AMD has confirmed that it has a fix for the FMA3 bug which hard-crashes Ryzen-based systems, and that it will soon be making a microcode update available to board partners with BIOS updates expected to land in early April.
News of a flaw in AMD's Ryzen processors which allowed any application running an Intel-style fused multiply-add instruction with three operands, known as an FMA3 instruction, to hard-crash the system broke earlier this month
. While not affecting software correctly compiled for the Zen architecture powering Ryzen, which uses a four-operand fused multiply add (FMA4), it gave malicious software the ability to crash any Ryzen system on demand - as well as causing headaches for anyone running software compiled with Intel processors in mind.

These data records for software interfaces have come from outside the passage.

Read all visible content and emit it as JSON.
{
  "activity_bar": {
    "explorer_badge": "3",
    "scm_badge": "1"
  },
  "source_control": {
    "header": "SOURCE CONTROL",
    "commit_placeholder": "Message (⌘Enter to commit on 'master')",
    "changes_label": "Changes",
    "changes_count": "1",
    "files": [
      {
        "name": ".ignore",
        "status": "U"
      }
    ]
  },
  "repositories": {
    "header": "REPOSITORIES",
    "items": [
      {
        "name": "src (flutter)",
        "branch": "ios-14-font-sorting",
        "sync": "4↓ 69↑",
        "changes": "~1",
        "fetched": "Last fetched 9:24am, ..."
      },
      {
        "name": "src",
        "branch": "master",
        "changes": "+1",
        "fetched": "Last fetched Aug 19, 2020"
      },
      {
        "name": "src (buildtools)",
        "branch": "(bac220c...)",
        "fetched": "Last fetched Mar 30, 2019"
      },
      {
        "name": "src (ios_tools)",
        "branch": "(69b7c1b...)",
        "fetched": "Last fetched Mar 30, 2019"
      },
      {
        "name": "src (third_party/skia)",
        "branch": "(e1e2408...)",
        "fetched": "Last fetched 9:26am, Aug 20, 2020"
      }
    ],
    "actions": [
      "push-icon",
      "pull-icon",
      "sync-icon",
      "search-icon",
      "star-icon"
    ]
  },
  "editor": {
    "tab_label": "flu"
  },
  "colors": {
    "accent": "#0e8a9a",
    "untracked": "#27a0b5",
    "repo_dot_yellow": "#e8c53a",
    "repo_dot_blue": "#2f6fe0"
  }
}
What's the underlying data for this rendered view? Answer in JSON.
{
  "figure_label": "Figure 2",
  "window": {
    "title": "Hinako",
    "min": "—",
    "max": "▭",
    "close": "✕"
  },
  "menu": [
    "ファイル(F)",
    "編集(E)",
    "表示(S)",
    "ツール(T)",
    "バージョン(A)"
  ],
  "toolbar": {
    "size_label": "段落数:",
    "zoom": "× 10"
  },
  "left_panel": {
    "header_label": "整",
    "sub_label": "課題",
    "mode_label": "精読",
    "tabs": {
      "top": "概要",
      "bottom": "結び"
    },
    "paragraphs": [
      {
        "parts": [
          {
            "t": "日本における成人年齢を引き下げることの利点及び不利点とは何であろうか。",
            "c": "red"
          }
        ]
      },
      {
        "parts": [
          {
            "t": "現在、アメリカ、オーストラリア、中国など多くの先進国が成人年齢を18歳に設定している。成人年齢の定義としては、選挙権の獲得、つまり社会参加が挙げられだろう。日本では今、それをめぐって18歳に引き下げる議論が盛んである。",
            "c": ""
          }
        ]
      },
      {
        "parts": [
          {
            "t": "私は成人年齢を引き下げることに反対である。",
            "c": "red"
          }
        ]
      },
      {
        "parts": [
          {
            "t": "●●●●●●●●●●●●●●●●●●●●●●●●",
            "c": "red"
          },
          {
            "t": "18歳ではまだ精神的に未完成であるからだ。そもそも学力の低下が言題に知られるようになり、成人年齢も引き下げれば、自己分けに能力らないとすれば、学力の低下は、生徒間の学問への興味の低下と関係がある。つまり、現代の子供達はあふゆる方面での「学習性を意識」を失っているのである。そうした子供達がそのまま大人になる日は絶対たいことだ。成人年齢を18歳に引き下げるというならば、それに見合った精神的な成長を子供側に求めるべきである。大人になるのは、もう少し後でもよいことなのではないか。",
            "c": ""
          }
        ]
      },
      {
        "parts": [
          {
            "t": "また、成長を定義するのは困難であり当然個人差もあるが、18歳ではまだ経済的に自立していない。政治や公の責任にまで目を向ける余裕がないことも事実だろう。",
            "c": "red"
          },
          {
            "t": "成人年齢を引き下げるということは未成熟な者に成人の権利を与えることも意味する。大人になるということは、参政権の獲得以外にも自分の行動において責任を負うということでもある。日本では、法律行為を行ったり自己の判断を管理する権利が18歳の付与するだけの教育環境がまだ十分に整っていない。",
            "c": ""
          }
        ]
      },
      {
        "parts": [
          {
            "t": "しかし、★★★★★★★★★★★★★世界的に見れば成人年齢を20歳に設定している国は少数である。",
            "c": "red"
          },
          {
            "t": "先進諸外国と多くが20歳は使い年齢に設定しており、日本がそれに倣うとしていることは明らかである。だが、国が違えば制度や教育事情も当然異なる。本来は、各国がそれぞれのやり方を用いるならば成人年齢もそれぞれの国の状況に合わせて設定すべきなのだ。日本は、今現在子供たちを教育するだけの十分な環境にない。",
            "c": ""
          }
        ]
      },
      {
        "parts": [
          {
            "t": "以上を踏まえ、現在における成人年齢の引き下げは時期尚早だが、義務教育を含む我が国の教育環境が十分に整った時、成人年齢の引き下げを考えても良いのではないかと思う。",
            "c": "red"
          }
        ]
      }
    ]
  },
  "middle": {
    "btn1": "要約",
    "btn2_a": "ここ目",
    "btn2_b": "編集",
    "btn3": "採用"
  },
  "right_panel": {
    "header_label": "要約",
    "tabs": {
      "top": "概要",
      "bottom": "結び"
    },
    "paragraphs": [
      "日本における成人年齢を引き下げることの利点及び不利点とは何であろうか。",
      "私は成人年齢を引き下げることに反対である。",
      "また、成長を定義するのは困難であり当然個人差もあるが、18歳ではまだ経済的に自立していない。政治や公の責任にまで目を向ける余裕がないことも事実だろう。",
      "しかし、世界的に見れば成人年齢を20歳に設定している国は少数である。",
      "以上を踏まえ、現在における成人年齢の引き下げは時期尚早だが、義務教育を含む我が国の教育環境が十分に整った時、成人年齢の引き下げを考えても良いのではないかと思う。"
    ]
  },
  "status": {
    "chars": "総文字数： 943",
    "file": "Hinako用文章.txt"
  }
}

Nearly two weeks ago, AMD confirmed the existence of the bug
and pledged it was working on an update to its AMD Generic Encapsulated Software Architecture (AGESA) microcode which it would be distributing to board partners for inclusion in EFI/BIOS updates. Late last night, the company announced the bug was squashed and the AGESA build distributed 'soon
' to board partners with a view to getting updated firmware in the hands of Ryzen users by early April.
'We will soon be distributing AGESA point release 184.108.40.206 to our motherboard partners,
' AMD's Robert Hallock announced
in an update last last night. 'We expect BIOSes based on this AGESA to start hitting the public in early April, though specific dates will depend on the schedules and QA practices of your motherboard vendor.
As well as a fix for the FMA3 crash, Hallock detailed three additional enhancements due in AGESA 220.127.116.11: a reduction in DRAM latency by six nanoseconds, claimed to have a noticeable effect on the performance of heavily latency-sensitive applications; a fix for an issue with Ryzen chips reporting an incorrect CPU frequency when returning from S3 sleep mode; and the ability to run the Ryzen Master software without enabling the High-Precision Event Timer (HPET) feature of the chip. The update will be followed by AGESA 18.104.22.168 in May, Hallock continued, featuring improvements for overclocking DDR4 memory.
At the same time, Hallock announced work carried out by Stardock and Oxide Games to tweak their software for the Zen architecture, boasting of a 30 percent improvement to average framerates compared to a non-optimised build. Full details are available on the AMD community blog